Harbin Engineering University, China. He is the
dampers[R]. The Chinese University of Hong Kong,
authors or co-authors of many papers in national
1999. and international journals and conference
[63] YOSHIOKA H, RAMALLO J C, SPENCER JR B F. proceedings. His research interest includes, ship building, vibration control,
Smart base isolation strategies employing flow induced vibration, structural analysis of ships and many other. He has
magnetorheological dampers [J]. Journal of Engineering won many awards at national level.

Mechanics, 2002(128): 540-551.


DENG ZHONGCHAO was born in 1978 and
[64] CHOOI W W, OYADIJI S. Characterizing the effect of received M .S. degree in 2004 from Harbin
temperature and magnetic field strengths on the complex Engineering University, China. Now he is a
shear modulus properties of Magnetorhelogical (MR) teacher and PhD candidate for Active Vibration
fluids[J]. International Journal of Modern Physics , Control at Harbin Engineering University. His
research interest includes ship building, CAD and
Condensed Matter Physics, Statistical Physics, Applied
vibration control.
Physics, 2005(19):1318-1324.
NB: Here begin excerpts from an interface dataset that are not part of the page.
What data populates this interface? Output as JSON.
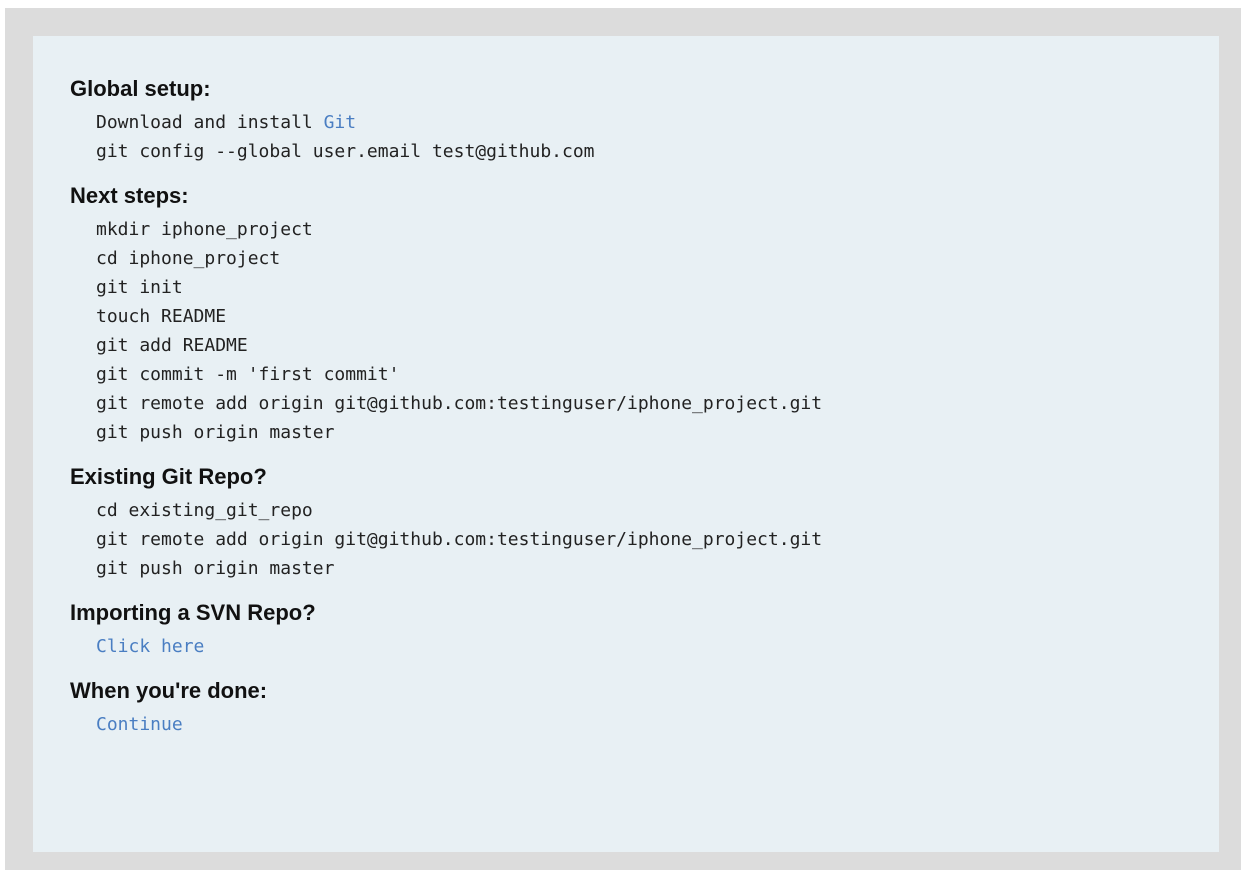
{
  "sections": {
    "global_setup": {
      "title": "Global setup:",
      "download_text": "Download and install ",
      "download_link": "Git",
      "config_command": "git config --global user.email test@github.com"
    },
    "next_steps": {
      "title": "Next steps:",
      "commands": [
        "mkdir iphone_project",
        "cd iphone_project",
        "git init",
        "touch README",
        "git add README",
        "git commit -m 'first commit'",
        "git remote add origin git@github.com:testinguser/iphone_project.git",
        "git push origin master"
      ]
    },
    "existing_repo": {
      "title": "Existing Git Repo?",
      "commands": [
        "cd existing_git_repo",
        "git remote add origin git@github.com:testinguser/iphone_project.git",
        "git push origin master"
      ]
    },
    "import_svn": {
      "title": "Importing a SVN Repo?",
      "link": "Click here"
    },
    "done": {
      "title": "When you're done:",
      "link": "Continue"
    }
  },
  "colors": {
    "link": "#4a7ec2",
    "panel_bg": "#e8f0f4",
    "frame_bg": "#dcdcdc"
  }
}
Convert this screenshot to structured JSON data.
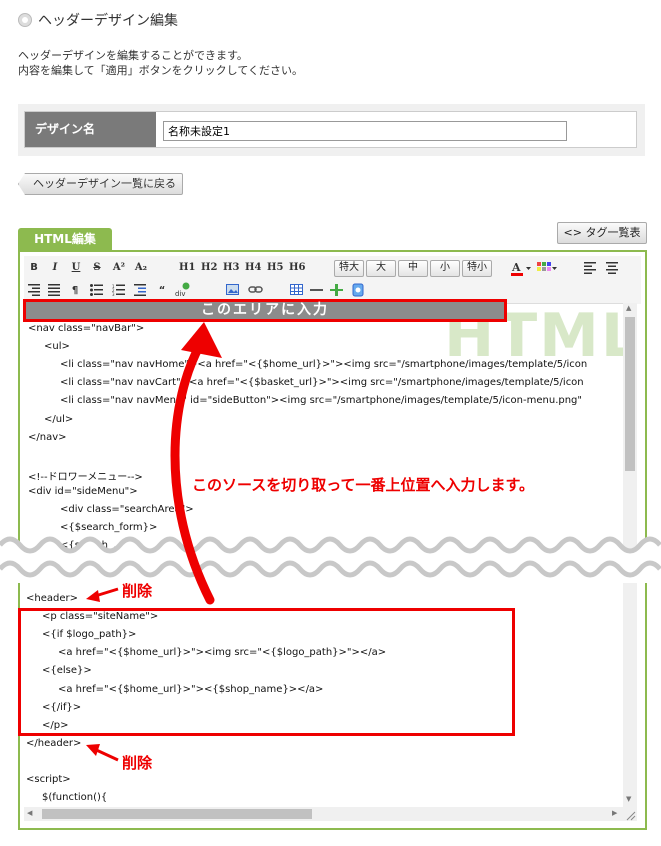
{
  "page": {
    "title": "ヘッダーデザイン編集",
    "description_lines": [
      "ヘッダーデザインを編集することができます。",
      "内容を編集して「適用」ボタンをクリックしてください。"
    ]
  },
  "form": {
    "label": "デザイン名",
    "value": "名称未設定1"
  },
  "buttons": {
    "back": "ヘッダーデザイン一覧に戻る",
    "tags": "<> タグ一覧表"
  },
  "tab": {
    "label": "HTML編集"
  },
  "toolbar": {
    "row1_text": [
      "B",
      "I",
      "U",
      "S",
      "A²",
      "A₂",
      "H1",
      "H2",
      "H3",
      "H4",
      "H5",
      "H6"
    ],
    "size_buttons": [
      "特大",
      "大",
      "中",
      "小",
      "特小"
    ]
  },
  "watermark": "HTML",
  "code": [
    {
      "indent": 0,
      "text": "<nav class=\"navBar\">"
    },
    {
      "indent": 1,
      "text": "<ul>"
    },
    {
      "indent": 2,
      "text": "<li class=\"nav navHome\"><a href=\"<{$home_url}>\"><img src=\"/smartphone/images/template/5/icon"
    },
    {
      "indent": 2,
      "text": "<li class=\"nav navCart\"><a href=\"<{$basket_url}>\"><img src=\"/smartphone/images/template/5/icon"
    },
    {
      "indent": 2,
      "text": "<li class=\"nav navMenu\" id=\"sideButton\"><img src=\"/smartphone/images/template/5/icon-menu.png\""
    },
    {
      "indent": 1,
      "text": "</ul>"
    },
    {
      "indent": 0,
      "text": "</nav>"
    },
    {
      "indent": 0,
      "text": ""
    },
    {
      "indent": 0,
      "text": "<!--ドロワーメニュー-->"
    },
    {
      "indent": 0,
      "text": "<div id=\"sideMenu\">"
    },
    {
      "indent": 2,
      "text": "<div class=\"searchArea\">"
    },
    {
      "indent": 2,
      "text": " <{$search_form}>"
    },
    {
      "indent": 2,
      "text": "         <{search_...}>"
    }
  ],
  "code2": [
    {
      "indent": 0,
      "text": "<header>"
    },
    {
      "indent": 1,
      "text": "<p class=\"siteName\">"
    },
    {
      "indent": 1,
      "text": "<{if $logo_path}>"
    },
    {
      "indent": 2,
      "text": "<a href=\"<{$home_url}>\"><img  src=\"<{$logo_path}>\"></a>"
    },
    {
      "indent": 1,
      "text": "<{else}>"
    },
    {
      "indent": 2,
      "text": "<a href=\"<{$home_url}>\"><{$shop_name}></a>"
    },
    {
      "indent": 1,
      "text": "<{/if}>"
    },
    {
      "indent": 1,
      "text": "</p>"
    },
    {
      "indent": 0,
      "text": "</header>"
    },
    {
      "indent": 0,
      "text": ""
    },
    {
      "indent": 0,
      "text": "<script>"
    },
    {
      "indent": 1,
      "text": "$(function(){"
    }
  ],
  "annotations": {
    "banner": "このエリアに入力",
    "instruction": "このソースを切り取って一番上位置へ入力します。",
    "delete": "削除"
  },
  "colors": {
    "accent_green": "#8dba4f",
    "annotation_red": "#e00000",
    "label_gray": "#7a7a7a"
  }
}
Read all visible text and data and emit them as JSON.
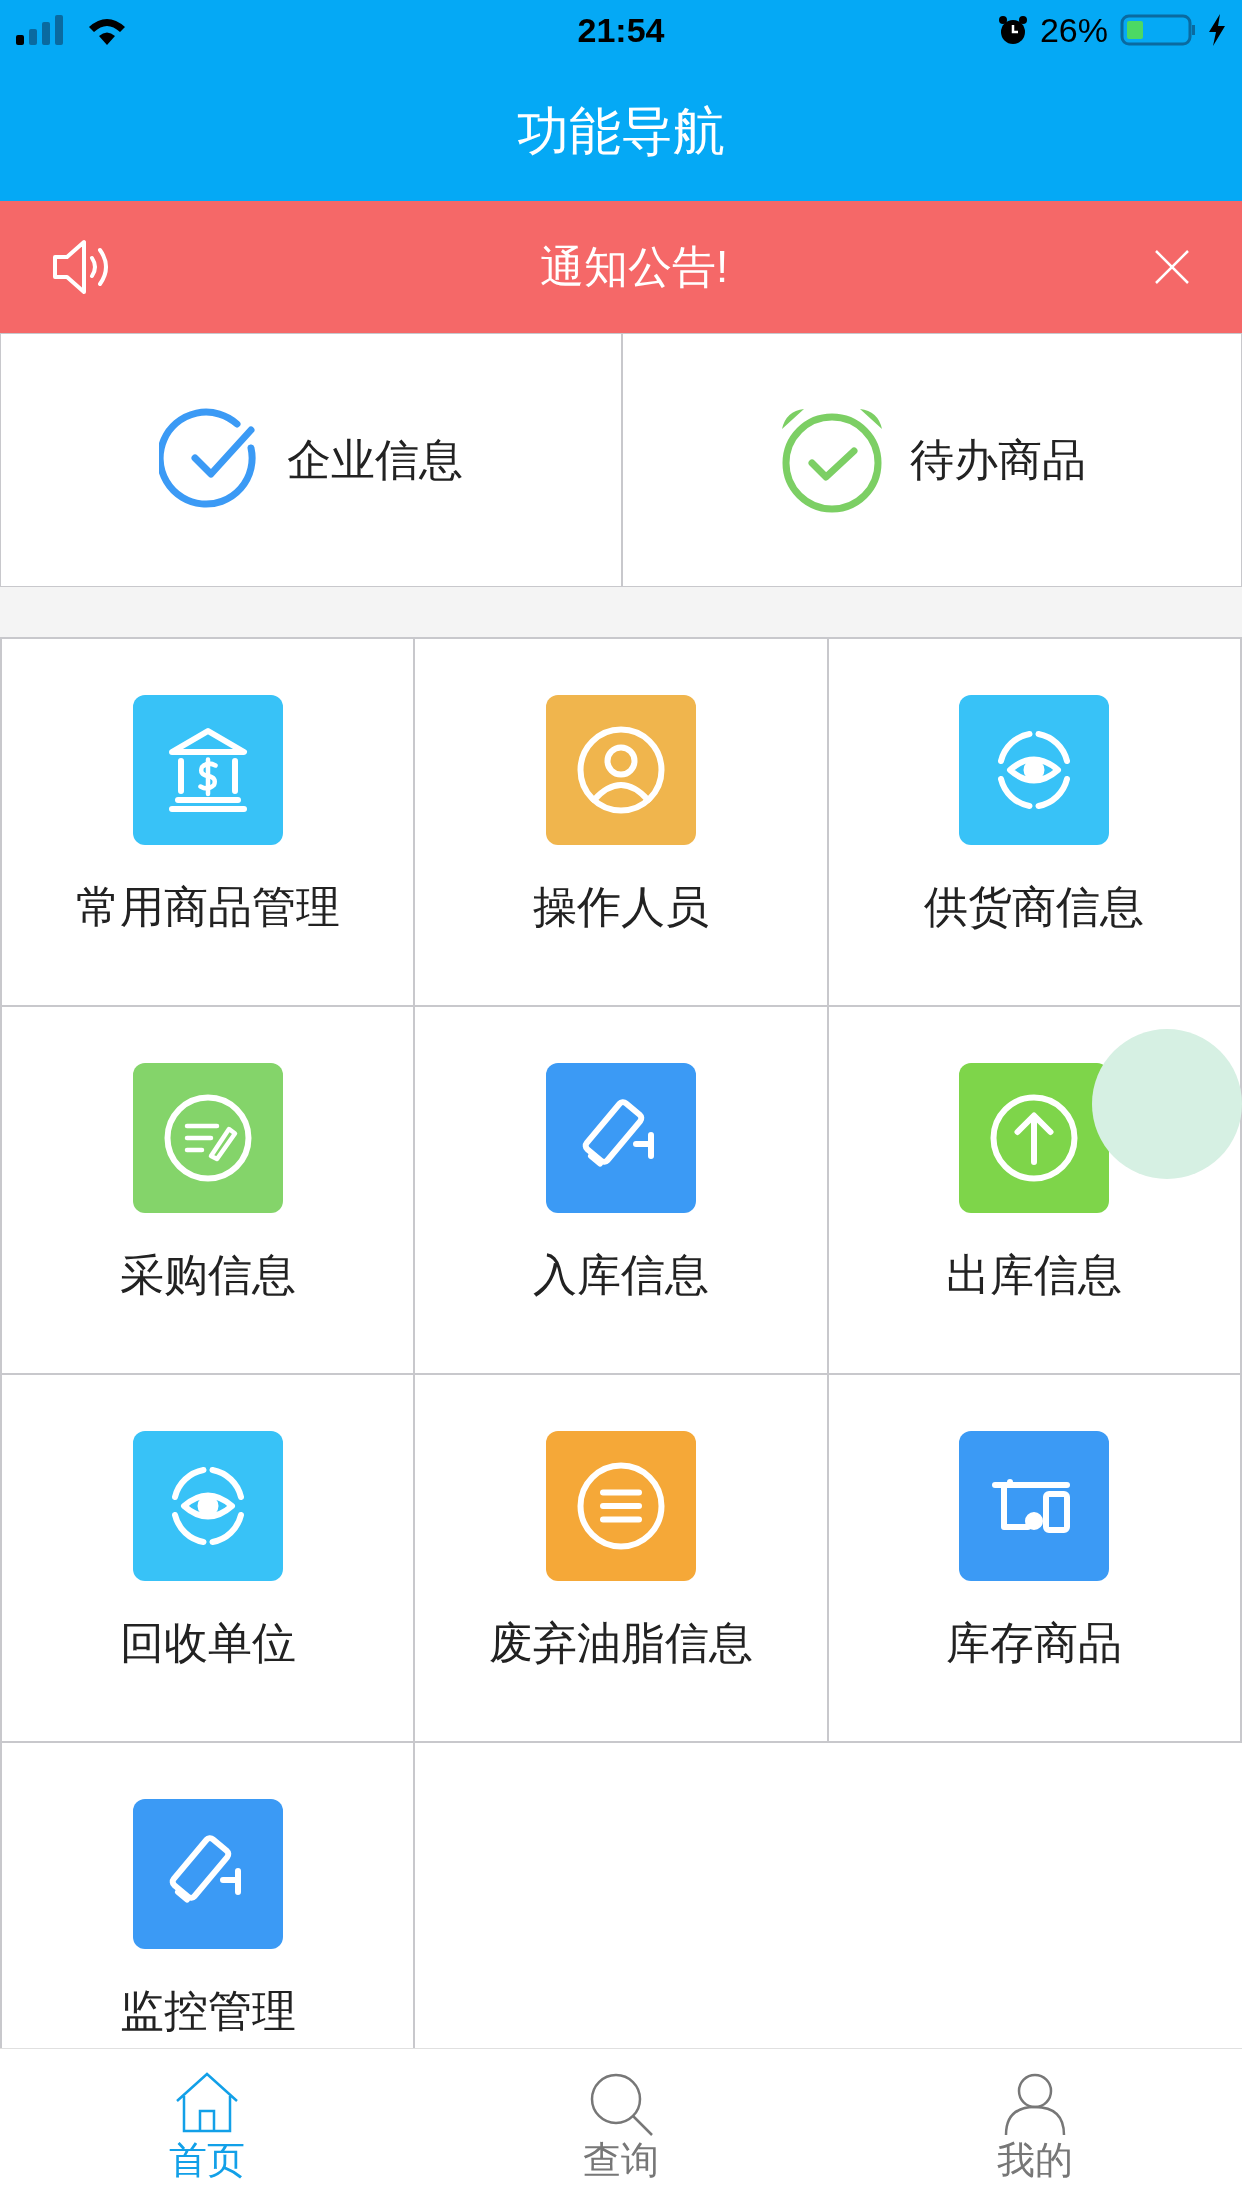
{
  "status_bar": {
    "time": "21:54",
    "battery": "26%"
  },
  "header": {
    "title": "功能导航"
  },
  "notice": {
    "text": "通知公告!"
  },
  "top_cards": [
    {
      "label": "企业信息",
      "kind": "check"
    },
    {
      "label": "待办商品",
      "kind": "alarm"
    }
  ],
  "grid": [
    {
      "label": "常用商品管理",
      "kind": "bank",
      "color": "#38c2f7"
    },
    {
      "label": "操作人员",
      "kind": "person",
      "color": "#f0b54d"
    },
    {
      "label": "供货商信息",
      "kind": "eye",
      "color": "#38c2f7"
    },
    {
      "label": "采购信息",
      "kind": "note",
      "color": "#84d46a"
    },
    {
      "label": "入库信息",
      "kind": "camera",
      "color": "#3b9af5"
    },
    {
      "label": "出库信息",
      "kind": "upload",
      "color": "#7ed54a"
    },
    {
      "label": "回收单位",
      "kind": "eye",
      "color": "#38c2f7"
    },
    {
      "label": "废弃油脂信息",
      "kind": "list",
      "color": "#f5a838"
    },
    {
      "label": "库存商品",
      "kind": "devices",
      "color": "#3b9af5"
    },
    {
      "label": "监控管理",
      "kind": "camera",
      "color": "#3b9af5"
    }
  ],
  "tab_bar": [
    {
      "label": "首页",
      "kind": "home",
      "selected": true
    },
    {
      "label": "查询",
      "kind": "search",
      "selected": false
    },
    {
      "label": "我的",
      "kind": "user",
      "selected": false
    }
  ]
}
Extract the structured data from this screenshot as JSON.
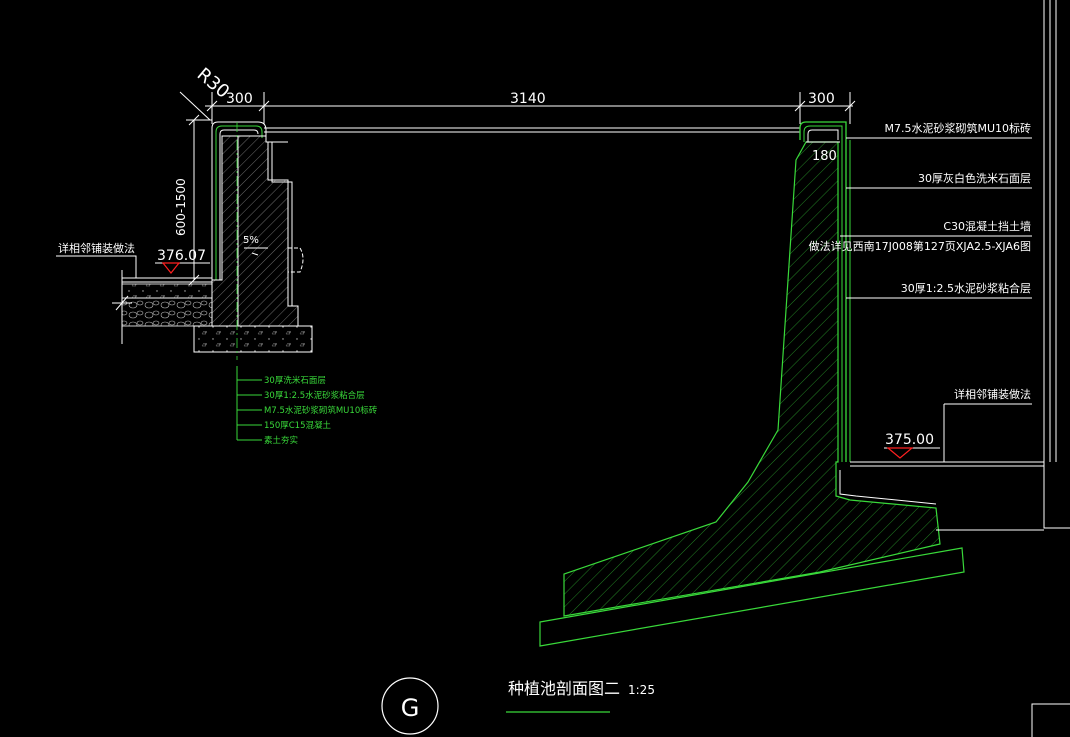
{
  "drawing": {
    "title": "种植池剖面图二",
    "scale": "1:25",
    "detail_mark": "G",
    "dimensions": {
      "wall_left": "300",
      "span": "3140",
      "wall_right": "300",
      "radius": "R30",
      "height_range": "600-1500",
      "coping": "180",
      "slope": "5%"
    },
    "elevations": {
      "left": "376.07",
      "right": "375.00"
    },
    "right_labels": [
      "M7.5水泥砂浆砌筑MU10标砖",
      "30厚灰白色洗米石面层",
      "C30混凝土挡土墙",
      "做法详见西南17J008第127页XJA2.5-XJA6图",
      "30厚1:2.5水泥砂浆粘合层",
      "详相邻铺装做法"
    ],
    "left_label": "详相邻铺装做法",
    "left_layers": [
      "30厚洗米石面层",
      "30厚1:2.5水泥砂浆粘合层",
      "M7.5水泥砂浆砌筑MU10标砖",
      "150厚C15混凝土",
      "素土夯实"
    ]
  },
  "colors": {
    "line_green": "#39d93a",
    "line_white": "#ffffff",
    "marker_red": "#ff2020",
    "background": "#000000"
  }
}
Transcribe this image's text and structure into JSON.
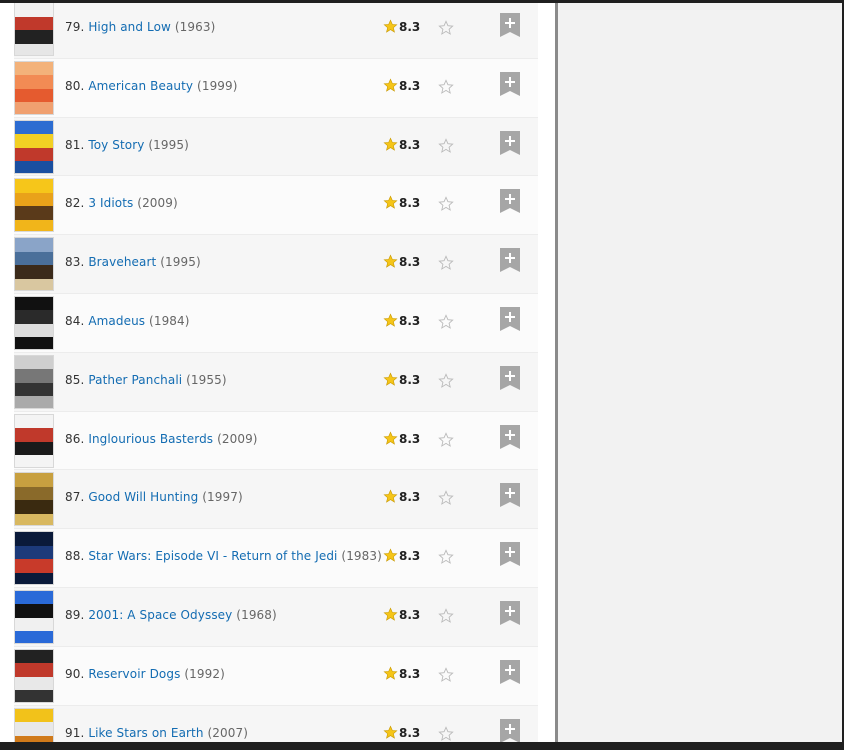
{
  "movies": [
    {
      "rank": "79.",
      "title": "High and Low",
      "year": "(1963)",
      "rating": "8.3",
      "poster_colors": [
        "#f2f2f2",
        "#c0392b",
        "#222222",
        "#e6e6e6"
      ]
    },
    {
      "rank": "80.",
      "title": "American Beauty",
      "year": "(1999)",
      "rating": "8.3",
      "poster_colors": [
        "#f3b27a",
        "#f28b54",
        "#e55b2f",
        "#f0a070"
      ]
    },
    {
      "rank": "81.",
      "title": "Toy Story",
      "year": "(1995)",
      "rating": "8.3",
      "poster_colors": [
        "#2c6cd1",
        "#f2d024",
        "#c0392b",
        "#1a4fa0"
      ]
    },
    {
      "rank": "82.",
      "title": "3 Idiots",
      "year": "(2009)",
      "rating": "8.3",
      "poster_colors": [
        "#f6c61a",
        "#e9a21a",
        "#5a3a1a",
        "#f1b51a"
      ]
    },
    {
      "rank": "83.",
      "title": "Braveheart",
      "year": "(1995)",
      "rating": "8.3",
      "poster_colors": [
        "#8aa4c8",
        "#4a6f9a",
        "#3b2a1a",
        "#d9c7a0"
      ]
    },
    {
      "rank": "84.",
      "title": "Amadeus",
      "year": "(1984)",
      "rating": "8.3",
      "poster_colors": [
        "#111111",
        "#2a2a2a",
        "#dddddd",
        "#111111"
      ]
    },
    {
      "rank": "85.",
      "title": "Pather Panchali",
      "year": "(1955)",
      "rating": "8.3",
      "poster_colors": [
        "#cfcfcf",
        "#777777",
        "#333333",
        "#aaaaaa"
      ]
    },
    {
      "rank": "86.",
      "title": "Inglourious Basterds",
      "year": "(2009)",
      "rating": "8.3",
      "poster_colors": [
        "#f4f4f4",
        "#c0392b",
        "#1a1a1a",
        "#f4f4f4"
      ]
    },
    {
      "rank": "87.",
      "title": "Good Will Hunting",
      "year": "(1997)",
      "rating": "8.3",
      "poster_colors": [
        "#c8a040",
        "#8a6a2a",
        "#3a2a10",
        "#d8b860"
      ]
    },
    {
      "rank": "88.",
      "title": "Star Wars: Episode VI - Return of the Jedi",
      "year": "(1983)",
      "rating": "8.3",
      "poster_colors": [
        "#0a1a3a",
        "#1c3a7a",
        "#c83a2a",
        "#0a1a3a"
      ]
    },
    {
      "rank": "89.",
      "title": "2001: A Space Odyssey",
      "year": "(1968)",
      "rating": "8.3",
      "poster_colors": [
        "#2a6ad8",
        "#111111",
        "#f0f0f0",
        "#2a6ad8"
      ]
    },
    {
      "rank": "90.",
      "title": "Reservoir Dogs",
      "year": "(1992)",
      "rating": "8.3",
      "poster_colors": [
        "#222222",
        "#c0392b",
        "#e8e8e8",
        "#333333"
      ]
    },
    {
      "rank": "91.",
      "title": "Like Stars on Earth",
      "year": "(2007)",
      "rating": "8.3",
      "poster_colors": [
        "#f2c21a",
        "#e8e8e8",
        "#d07a1a",
        "#f2c21a"
      ]
    }
  ],
  "colors": {
    "link": "#136cb2",
    "star_gold": "#f5c518",
    "watchlist_gray": "#a6a6a6"
  },
  "icons": {
    "imdb_rating": "gold-star-icon",
    "rate": "empty-star-icon",
    "watchlist": "watchlist-ribbon-plus-icon"
  }
}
[65] WU W J, CAI C S. Experimental study of
magnetorheological dampers and application to cable